— RECORDS —
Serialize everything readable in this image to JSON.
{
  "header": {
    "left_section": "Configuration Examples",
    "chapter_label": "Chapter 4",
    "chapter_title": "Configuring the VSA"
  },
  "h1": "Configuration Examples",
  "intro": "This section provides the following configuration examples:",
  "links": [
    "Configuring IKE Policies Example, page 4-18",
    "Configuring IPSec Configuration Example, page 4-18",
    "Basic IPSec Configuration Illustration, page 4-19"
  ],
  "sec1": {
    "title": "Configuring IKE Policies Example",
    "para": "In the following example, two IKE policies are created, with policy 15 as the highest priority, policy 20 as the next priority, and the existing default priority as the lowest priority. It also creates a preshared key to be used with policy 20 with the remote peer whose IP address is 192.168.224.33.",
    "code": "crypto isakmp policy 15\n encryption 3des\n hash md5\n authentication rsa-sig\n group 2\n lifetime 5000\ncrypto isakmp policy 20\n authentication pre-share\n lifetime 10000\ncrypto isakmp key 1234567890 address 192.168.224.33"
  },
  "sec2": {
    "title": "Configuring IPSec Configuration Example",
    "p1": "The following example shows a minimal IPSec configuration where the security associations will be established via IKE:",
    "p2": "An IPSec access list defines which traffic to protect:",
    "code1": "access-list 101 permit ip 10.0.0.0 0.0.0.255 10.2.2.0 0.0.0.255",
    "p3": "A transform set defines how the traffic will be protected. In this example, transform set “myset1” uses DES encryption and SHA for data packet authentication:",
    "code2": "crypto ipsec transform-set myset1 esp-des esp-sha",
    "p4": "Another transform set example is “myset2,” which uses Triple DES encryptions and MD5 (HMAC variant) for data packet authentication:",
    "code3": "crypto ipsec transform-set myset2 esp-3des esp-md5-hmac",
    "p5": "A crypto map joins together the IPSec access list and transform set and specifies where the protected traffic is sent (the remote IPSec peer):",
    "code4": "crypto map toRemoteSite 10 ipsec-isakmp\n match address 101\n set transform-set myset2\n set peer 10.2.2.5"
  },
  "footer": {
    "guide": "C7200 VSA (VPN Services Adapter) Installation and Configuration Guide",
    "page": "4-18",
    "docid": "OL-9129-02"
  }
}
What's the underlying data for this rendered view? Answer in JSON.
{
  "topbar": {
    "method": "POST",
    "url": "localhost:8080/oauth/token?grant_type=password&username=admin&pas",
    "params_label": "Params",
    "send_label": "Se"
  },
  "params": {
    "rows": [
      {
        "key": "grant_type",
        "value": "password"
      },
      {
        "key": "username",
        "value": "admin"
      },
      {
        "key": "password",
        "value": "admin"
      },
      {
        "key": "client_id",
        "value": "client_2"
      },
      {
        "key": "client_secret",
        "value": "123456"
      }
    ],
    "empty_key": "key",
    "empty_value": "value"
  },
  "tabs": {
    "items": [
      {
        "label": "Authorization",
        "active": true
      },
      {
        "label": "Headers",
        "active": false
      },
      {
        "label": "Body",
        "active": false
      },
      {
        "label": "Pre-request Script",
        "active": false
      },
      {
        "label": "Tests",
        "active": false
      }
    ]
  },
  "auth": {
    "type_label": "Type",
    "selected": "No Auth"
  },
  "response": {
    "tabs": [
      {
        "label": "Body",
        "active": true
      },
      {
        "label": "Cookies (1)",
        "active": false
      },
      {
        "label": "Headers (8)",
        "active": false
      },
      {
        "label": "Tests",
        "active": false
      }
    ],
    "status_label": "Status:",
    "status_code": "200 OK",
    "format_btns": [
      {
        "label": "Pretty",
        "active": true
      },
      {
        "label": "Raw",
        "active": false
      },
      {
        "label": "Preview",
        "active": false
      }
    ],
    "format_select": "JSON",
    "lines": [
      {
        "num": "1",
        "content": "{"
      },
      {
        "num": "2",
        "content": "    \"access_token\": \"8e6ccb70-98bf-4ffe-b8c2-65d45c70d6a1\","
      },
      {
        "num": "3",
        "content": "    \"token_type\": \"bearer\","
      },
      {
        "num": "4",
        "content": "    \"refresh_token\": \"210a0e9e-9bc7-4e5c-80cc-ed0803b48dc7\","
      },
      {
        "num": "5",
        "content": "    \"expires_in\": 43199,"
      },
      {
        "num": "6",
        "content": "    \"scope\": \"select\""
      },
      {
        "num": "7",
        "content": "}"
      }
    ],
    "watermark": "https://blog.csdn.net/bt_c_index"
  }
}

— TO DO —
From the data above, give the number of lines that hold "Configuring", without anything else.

— ANSWER BELOW —
5